Toggle Nav

Flying lemurs—or colugos—can't technically fly and aren't technically lemurs

Flying lemurs have a deceptive name. Also called colugos, these small, furry tree-dwellers can’t technically fly, and they’re not technically lemurs. But in the Southeast Asian forests they inhabit, they can glide incredible distances between trees. And genetically they happen to be the closest living relatives of primates.

 

Anatomy of a flying lemur

illustrated Flying Lemur
1
2
3
4
5
  1. PATAGIUM This fur-covered membrane extends from the animal’s face to the tips of its claws and tail, allowing flying lemurs to glide as far as 200 feet between trees. When clinging to trees, female flying lemurs shelter their babies in the pouches formed by the loose folds of their membranes.
  2. WEBBED FEET The flying lemur’s webbed feet help it glide, and its strong claws aid in gripping tree trunks. The soles of the feet can also form suction cup shapes to increase the animal’s grip.
  3. EYES The animal’s large eyes have strong night vision and depth perception—both of which help it move between trees at night.
  4. TOOTHCOMB A set of long, tiny teeth—which looks like a miniature comb—is believed to help it feed and clean parasites from its fur.

  5. SKELETON Its bones aren’t as lightweight as a bat’s, but they’re lighter and thinner than a squirrel’s—an advantage when it’s gliding.

 

THREATS

Flying lemurs depend on trees for their food and safety, so deforestation in the regions they inhabit (particularly on the Indonesian island of Sumatra) threatens their habitat. Even when loggers selectively remove one type of tree from a forest, the increased space between trees can make it difficult for these creatures to glide from tree to tree. Some local communities also occasionally hunt flying lemurs for their fur and meat.

 

Meet the flying lemurs

stranger lemurs2 fall2018

PHILIPPINE FLYING LEMUR (Left)
Cynocephalus volans

RANGE Southern Philippines
WEIGHT 2.2-3.8 lb
FUR COLOR Mottled but less dramatically spotted than that of the Sunda flying lemur. Males tend to have brown fur and females tend to have gray fur.

 

SUNDA FLYING LEMUR (Right)
Galeopterus variegatus

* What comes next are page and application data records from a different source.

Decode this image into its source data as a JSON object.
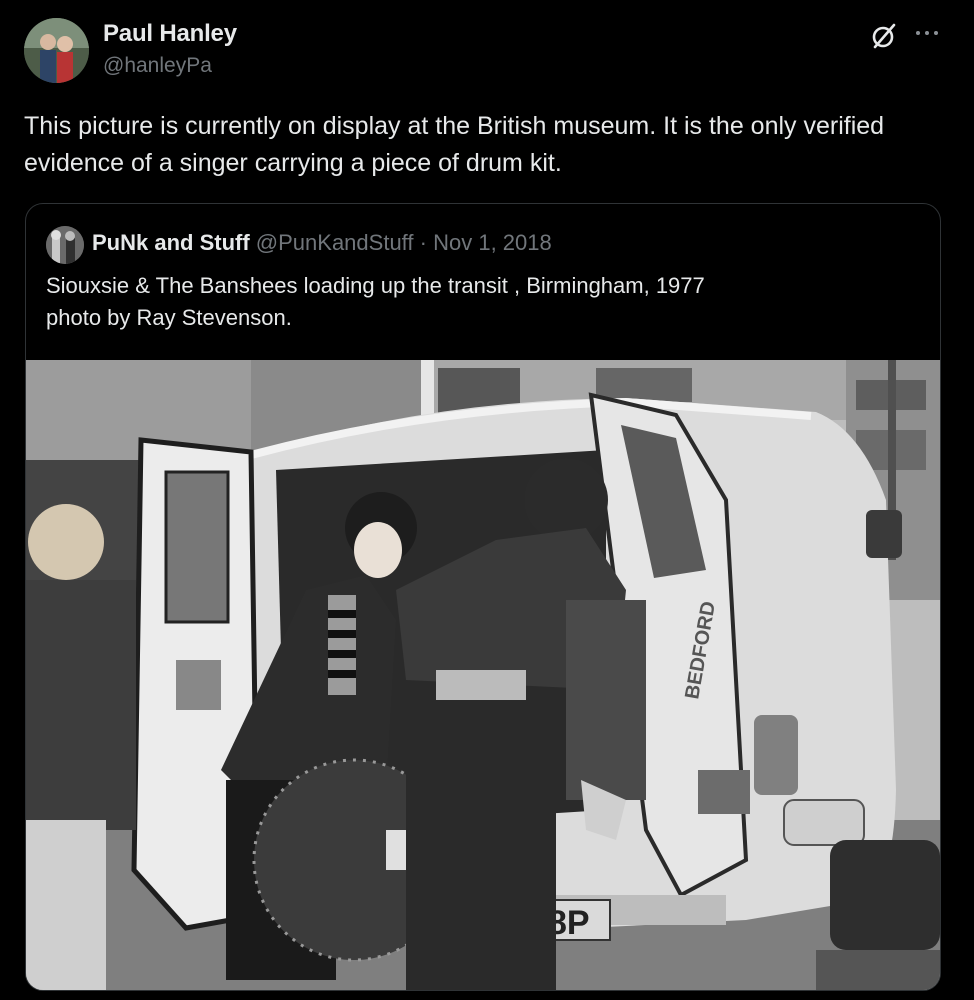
{
  "tweet": {
    "author_name": "Paul Hanley",
    "author_handle": "@hanleyPa",
    "avatar_icon": "avatar-photo",
    "text": "This picture is currently on display at the British museum. It is the only verified evidence of a singer carrying a piece of drum kit."
  },
  "actions": {
    "grok_icon": "grok-icon",
    "more_icon": "more-icon"
  },
  "quoted": {
    "author_name": "PuNk and Stuff",
    "author_handle": "@PunKandStuff",
    "separator": "·",
    "date": "Nov 1, 2018",
    "text_line1": "Siouxsie & The Banshees loading up the transit , Birmingham, 1977",
    "text_line2": "photo by Ray Stevenson.",
    "photo_plate": "NL 718P",
    "van_badge": "BEDFORD"
  },
  "colors": {
    "background": "#000000",
    "text_primary": "#e7e9ea",
    "text_secondary": "#71767b",
    "border": "#2f3336"
  }
}
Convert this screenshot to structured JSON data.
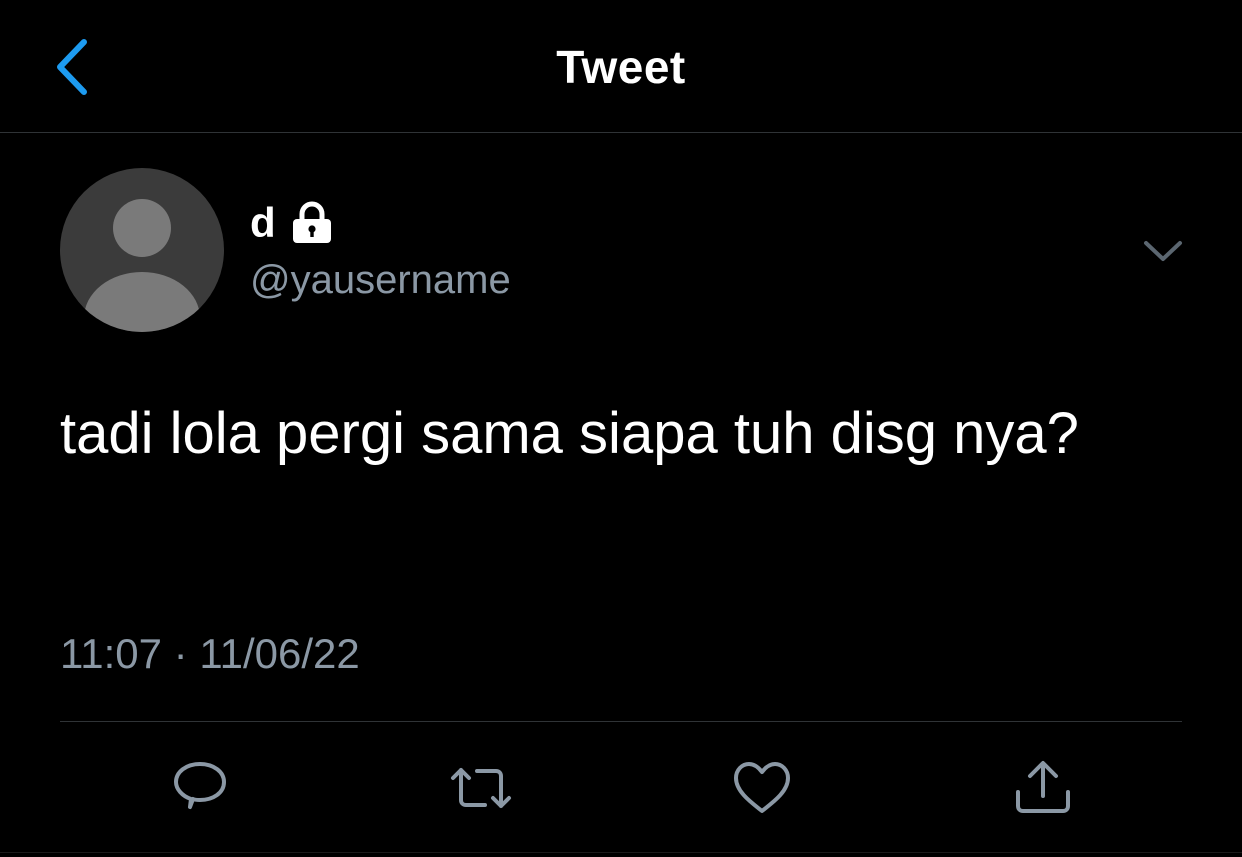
{
  "header": {
    "title": "Tweet",
    "back_icon": "chevron-left-icon",
    "accent_color": "#1d9bf0"
  },
  "tweet": {
    "display_name": "d",
    "protected_icon": "lock-icon",
    "username": "@yausername",
    "text": "tadi lola pergi sama siapa tuh disg nya?",
    "time": "11:07",
    "separator": "·",
    "date": "11/06/22"
  },
  "actions": [
    {
      "icon": "reply-icon"
    },
    {
      "icon": "retweet-icon"
    },
    {
      "icon": "like-icon"
    },
    {
      "icon": "share-icon"
    }
  ],
  "colors": {
    "background": "#000000",
    "text": "#ffffff",
    "secondary_text": "#8b98a5",
    "divider": "#2f3336",
    "avatar_bg": "#3b3b3b",
    "avatar_fg": "#7a7a7a"
  }
}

RANGE Vietnam, Laos, Cambodia, Thailand, Myanmar, Malaysia, Indonesia
WEIGHT 2-4.5 lb
FUR COLOR Ranges from reddish-brown to gray and tends to have patches of color that look like tree lichen.

Explore More

About
World Wildlife magazine provides an inspiring, in-depth look at the connections between animals, people and our planet. Published quarterly by WWF, the magazine helps make you a part of our efforts to solve some of the most pressing issues facing the natural world.

View all issues